  • Kylie’s website

  • Kylie’s “Fur Baby” Catahoula Leopard Dog keeps her extra busy

  • Her interest in fashion, jewelry led to her first product, a bracelet made from the brass lobster gauge

  • Maine Makers, LL Bean, Seabags, rope bracelets

  • Husband is from Vinalhaven, Maine

  • How Kylie jumped in and started to reach out to stores very early on, starting with K Collete a store she admired in Portland

  • How she’s chosen to focus on the product over trying to make the brand “perfect, and now working to refresh her brand and website and launch ecommerce (in Fall 2016)

  • Launching a lobster gauge style ring in rose gold and silver and a new bracelet—follow Kylie on Instagram to keep updated on her product line

  • On staying close to the way of life in Maine, fishing and lobstering and expanding beyond jewelry into other accessories rooted in the fishing/lobstering industry and Maine aesthetic

  • Kylie’s advice to those who want to start a business on the side is to go with your own gut, and don’t pressure yourself to take on more than you can.  

  • How Kylie’s husband helps her stay centered and grounded when she can’t do everything she might want to be able to do.

  • On how Kylie feels it’s important to be authentic about the effort and challenges that go into the business and how it helps her build close connections with her customers and others in business.

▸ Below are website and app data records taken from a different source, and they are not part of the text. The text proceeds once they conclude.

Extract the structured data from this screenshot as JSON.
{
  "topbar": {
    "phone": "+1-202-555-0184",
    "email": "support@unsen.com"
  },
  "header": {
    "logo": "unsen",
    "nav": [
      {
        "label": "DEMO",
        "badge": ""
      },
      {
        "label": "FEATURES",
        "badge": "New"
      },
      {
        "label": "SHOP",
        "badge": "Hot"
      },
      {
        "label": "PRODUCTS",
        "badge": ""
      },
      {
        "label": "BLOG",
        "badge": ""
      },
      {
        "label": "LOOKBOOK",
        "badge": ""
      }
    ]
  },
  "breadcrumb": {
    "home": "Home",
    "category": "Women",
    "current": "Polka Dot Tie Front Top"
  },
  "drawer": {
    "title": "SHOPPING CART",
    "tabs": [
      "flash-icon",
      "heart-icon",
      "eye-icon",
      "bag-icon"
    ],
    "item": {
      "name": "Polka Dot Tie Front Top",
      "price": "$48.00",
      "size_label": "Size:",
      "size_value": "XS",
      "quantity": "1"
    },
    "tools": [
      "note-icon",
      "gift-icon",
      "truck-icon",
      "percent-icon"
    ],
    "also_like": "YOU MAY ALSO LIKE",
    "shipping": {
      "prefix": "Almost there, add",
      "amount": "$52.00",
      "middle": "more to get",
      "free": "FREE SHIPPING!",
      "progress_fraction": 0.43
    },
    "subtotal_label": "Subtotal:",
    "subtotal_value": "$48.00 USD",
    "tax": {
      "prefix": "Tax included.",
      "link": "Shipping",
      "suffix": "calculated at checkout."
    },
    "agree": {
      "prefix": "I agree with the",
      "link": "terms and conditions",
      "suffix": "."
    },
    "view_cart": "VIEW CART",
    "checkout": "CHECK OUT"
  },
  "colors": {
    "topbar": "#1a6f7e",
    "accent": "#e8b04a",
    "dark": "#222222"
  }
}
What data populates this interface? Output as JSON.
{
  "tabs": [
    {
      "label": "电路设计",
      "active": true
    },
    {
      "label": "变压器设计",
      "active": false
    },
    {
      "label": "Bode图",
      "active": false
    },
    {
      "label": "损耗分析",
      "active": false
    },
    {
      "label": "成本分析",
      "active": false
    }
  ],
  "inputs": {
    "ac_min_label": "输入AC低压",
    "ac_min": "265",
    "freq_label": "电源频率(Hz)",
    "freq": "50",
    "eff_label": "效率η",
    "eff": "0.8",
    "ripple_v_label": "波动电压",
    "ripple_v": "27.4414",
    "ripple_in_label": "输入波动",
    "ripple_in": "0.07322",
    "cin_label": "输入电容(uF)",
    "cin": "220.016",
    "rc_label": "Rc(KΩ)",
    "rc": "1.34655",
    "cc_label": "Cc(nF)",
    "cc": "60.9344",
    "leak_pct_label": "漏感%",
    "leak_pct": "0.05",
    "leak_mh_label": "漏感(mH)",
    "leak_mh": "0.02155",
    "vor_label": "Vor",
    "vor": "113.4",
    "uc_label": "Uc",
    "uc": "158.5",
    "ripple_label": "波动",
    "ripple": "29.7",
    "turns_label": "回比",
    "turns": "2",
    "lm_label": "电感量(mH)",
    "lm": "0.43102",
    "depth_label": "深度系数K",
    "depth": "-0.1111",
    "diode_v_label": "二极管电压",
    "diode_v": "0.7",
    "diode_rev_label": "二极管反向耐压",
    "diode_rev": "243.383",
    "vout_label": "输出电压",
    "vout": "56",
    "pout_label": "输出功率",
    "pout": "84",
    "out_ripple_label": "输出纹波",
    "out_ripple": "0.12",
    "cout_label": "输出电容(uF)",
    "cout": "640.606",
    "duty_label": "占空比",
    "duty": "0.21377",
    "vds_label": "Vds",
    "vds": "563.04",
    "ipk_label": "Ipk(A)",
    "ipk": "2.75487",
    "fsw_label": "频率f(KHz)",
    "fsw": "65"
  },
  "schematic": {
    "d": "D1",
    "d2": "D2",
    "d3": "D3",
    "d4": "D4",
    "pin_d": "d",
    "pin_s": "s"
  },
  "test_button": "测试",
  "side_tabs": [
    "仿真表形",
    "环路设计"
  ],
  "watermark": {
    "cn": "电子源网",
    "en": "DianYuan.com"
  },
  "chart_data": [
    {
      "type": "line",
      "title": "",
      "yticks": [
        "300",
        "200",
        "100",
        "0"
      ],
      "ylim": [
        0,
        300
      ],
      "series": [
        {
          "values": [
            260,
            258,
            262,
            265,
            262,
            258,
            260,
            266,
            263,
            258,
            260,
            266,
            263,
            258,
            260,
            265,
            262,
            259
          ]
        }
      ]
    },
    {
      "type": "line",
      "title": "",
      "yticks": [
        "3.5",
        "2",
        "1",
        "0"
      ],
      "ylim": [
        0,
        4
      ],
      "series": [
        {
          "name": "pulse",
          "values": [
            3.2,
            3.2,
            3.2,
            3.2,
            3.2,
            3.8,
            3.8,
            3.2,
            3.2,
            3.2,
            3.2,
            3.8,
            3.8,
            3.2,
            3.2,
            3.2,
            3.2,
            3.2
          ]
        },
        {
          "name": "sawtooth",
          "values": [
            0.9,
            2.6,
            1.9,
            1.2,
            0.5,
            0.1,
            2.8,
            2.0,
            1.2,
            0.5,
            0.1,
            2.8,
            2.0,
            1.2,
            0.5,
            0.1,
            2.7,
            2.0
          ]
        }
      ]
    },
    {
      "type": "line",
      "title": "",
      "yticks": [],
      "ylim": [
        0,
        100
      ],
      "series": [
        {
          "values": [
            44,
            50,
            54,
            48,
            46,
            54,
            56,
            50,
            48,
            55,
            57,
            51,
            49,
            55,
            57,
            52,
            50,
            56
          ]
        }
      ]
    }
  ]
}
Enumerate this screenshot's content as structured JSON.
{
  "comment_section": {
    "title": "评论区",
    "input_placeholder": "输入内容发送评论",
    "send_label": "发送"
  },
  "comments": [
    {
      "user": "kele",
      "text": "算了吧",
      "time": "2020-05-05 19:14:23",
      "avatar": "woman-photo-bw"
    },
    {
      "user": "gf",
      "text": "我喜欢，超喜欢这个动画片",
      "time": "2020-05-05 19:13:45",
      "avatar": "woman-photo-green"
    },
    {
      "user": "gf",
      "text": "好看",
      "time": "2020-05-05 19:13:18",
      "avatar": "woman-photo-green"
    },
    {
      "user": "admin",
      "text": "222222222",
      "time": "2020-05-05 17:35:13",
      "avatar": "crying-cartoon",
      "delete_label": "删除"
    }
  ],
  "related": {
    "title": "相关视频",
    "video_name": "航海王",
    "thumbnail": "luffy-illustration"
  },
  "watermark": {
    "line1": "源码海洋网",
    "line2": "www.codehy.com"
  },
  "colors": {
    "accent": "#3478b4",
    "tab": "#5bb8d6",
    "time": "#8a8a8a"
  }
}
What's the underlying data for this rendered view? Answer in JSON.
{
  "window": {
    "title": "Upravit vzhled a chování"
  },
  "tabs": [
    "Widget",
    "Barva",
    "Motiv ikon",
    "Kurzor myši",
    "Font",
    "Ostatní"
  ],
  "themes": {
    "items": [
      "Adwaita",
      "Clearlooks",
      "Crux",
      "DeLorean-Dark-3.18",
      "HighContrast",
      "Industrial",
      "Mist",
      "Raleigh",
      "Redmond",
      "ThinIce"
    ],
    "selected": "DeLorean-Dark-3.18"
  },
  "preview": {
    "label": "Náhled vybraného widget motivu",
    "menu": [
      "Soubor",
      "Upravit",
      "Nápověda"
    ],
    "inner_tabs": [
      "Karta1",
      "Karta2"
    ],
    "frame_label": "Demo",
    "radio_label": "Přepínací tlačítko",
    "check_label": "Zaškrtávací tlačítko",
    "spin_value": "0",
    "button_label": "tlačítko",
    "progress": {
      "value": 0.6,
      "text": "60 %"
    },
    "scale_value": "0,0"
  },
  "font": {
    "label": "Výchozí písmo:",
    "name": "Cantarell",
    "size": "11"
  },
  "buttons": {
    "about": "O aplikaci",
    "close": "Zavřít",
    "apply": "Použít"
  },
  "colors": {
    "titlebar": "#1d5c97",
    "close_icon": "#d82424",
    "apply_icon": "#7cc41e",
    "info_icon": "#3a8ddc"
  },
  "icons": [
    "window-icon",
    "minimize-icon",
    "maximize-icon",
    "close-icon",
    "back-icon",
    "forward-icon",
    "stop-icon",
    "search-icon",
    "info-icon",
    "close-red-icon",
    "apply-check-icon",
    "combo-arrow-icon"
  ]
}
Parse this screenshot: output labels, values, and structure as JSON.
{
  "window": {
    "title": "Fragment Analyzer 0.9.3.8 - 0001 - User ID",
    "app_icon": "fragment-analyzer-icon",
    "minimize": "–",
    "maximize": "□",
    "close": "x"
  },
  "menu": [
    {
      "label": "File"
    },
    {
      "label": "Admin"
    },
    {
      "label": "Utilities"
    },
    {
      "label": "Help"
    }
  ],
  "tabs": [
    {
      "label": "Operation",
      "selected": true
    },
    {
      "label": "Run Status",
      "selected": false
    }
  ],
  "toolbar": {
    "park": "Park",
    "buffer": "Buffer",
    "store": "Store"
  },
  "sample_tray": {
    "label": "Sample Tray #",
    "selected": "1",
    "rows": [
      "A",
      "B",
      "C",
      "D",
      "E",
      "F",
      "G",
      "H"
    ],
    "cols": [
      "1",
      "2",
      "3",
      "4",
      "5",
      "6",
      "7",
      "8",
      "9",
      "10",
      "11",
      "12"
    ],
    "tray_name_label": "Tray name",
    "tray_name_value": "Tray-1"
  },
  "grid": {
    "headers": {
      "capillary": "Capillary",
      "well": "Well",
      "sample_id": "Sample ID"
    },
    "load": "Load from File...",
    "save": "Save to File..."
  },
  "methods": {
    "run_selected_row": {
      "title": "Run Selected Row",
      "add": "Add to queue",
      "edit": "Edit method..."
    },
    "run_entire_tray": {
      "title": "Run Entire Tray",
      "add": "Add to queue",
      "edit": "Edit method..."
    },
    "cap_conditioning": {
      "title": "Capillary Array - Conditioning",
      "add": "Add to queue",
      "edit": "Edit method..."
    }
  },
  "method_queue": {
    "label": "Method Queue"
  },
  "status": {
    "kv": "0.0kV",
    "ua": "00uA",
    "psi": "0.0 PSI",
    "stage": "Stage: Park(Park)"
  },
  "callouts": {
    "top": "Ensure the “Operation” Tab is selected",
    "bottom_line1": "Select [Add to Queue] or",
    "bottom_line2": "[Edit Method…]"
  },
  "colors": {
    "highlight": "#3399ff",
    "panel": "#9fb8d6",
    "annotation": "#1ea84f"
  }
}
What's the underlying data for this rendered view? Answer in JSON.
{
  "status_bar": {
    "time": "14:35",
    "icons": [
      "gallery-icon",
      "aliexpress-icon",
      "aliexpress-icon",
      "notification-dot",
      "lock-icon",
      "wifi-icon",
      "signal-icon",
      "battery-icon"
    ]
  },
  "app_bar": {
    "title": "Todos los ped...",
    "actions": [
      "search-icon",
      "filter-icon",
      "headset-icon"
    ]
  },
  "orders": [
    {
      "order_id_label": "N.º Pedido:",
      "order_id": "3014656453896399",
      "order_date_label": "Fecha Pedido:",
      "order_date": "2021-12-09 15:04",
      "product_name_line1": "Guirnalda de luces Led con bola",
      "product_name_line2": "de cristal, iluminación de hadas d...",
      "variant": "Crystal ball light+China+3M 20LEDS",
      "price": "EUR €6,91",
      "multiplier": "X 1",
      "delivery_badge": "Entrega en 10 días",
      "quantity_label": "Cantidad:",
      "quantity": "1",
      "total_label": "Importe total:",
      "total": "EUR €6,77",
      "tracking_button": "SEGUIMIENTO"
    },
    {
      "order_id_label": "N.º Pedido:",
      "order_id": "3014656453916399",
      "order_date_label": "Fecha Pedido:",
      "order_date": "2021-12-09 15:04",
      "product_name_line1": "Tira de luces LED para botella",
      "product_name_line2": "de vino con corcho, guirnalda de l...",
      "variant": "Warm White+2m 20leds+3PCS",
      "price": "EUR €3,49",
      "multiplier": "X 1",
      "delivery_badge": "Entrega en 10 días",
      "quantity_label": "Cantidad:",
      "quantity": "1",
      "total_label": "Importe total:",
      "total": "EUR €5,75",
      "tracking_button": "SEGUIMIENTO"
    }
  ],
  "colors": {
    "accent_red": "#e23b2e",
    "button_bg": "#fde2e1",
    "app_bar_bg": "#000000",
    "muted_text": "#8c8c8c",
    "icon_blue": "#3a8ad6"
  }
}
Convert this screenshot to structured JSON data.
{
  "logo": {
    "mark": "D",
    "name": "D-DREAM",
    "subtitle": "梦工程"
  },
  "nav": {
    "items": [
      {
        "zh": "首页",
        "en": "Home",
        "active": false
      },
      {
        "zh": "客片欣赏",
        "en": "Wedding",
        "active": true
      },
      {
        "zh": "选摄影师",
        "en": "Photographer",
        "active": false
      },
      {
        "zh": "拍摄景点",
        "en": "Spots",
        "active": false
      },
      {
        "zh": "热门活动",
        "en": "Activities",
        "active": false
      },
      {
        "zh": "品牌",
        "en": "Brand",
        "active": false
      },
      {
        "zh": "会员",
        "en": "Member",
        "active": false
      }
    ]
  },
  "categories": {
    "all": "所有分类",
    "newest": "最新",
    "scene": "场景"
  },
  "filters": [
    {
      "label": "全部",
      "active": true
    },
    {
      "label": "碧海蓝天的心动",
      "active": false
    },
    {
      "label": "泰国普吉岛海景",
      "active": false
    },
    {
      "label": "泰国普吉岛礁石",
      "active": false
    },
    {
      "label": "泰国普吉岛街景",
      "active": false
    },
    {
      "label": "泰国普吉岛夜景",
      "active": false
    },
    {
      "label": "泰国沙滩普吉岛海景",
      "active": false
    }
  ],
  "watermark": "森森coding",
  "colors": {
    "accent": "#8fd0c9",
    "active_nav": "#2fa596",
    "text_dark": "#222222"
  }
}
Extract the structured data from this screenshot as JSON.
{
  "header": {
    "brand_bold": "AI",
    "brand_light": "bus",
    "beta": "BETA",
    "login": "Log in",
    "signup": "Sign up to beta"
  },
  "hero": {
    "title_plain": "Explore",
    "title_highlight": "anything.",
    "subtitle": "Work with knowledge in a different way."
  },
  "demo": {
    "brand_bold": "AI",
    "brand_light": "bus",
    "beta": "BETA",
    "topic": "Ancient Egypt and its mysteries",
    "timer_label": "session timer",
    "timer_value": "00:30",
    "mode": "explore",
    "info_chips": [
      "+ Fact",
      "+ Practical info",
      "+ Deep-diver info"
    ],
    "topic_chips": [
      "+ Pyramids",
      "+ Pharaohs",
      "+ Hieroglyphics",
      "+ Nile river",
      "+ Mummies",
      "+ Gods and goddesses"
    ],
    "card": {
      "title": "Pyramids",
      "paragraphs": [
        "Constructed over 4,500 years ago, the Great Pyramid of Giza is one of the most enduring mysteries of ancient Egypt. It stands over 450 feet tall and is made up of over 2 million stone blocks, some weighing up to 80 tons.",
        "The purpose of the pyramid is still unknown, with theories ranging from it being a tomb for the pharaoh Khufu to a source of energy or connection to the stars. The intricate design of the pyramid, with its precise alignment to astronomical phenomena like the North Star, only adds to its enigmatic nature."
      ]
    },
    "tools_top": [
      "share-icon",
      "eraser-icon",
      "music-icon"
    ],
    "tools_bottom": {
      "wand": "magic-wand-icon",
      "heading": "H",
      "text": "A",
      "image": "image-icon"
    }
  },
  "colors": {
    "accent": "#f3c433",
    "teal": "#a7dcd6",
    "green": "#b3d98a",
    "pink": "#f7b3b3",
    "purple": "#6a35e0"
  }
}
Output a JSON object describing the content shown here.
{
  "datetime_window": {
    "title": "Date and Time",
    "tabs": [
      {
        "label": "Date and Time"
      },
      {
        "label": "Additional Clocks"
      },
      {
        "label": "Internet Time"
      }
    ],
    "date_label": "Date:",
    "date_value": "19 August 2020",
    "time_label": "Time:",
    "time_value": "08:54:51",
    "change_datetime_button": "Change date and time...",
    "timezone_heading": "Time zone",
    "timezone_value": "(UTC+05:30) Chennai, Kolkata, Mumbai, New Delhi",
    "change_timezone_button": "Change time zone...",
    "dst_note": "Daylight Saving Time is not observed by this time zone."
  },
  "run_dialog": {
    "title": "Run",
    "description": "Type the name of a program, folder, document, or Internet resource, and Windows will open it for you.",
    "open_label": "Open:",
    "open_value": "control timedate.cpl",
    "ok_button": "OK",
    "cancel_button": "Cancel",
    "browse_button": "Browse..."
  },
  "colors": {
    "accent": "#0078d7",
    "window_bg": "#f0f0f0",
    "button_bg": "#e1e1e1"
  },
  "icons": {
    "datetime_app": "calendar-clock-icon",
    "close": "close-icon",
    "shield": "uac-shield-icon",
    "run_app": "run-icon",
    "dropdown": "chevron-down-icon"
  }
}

Kylie's Watts in Maine jewelry:

Images: Watts in Maine on Instagram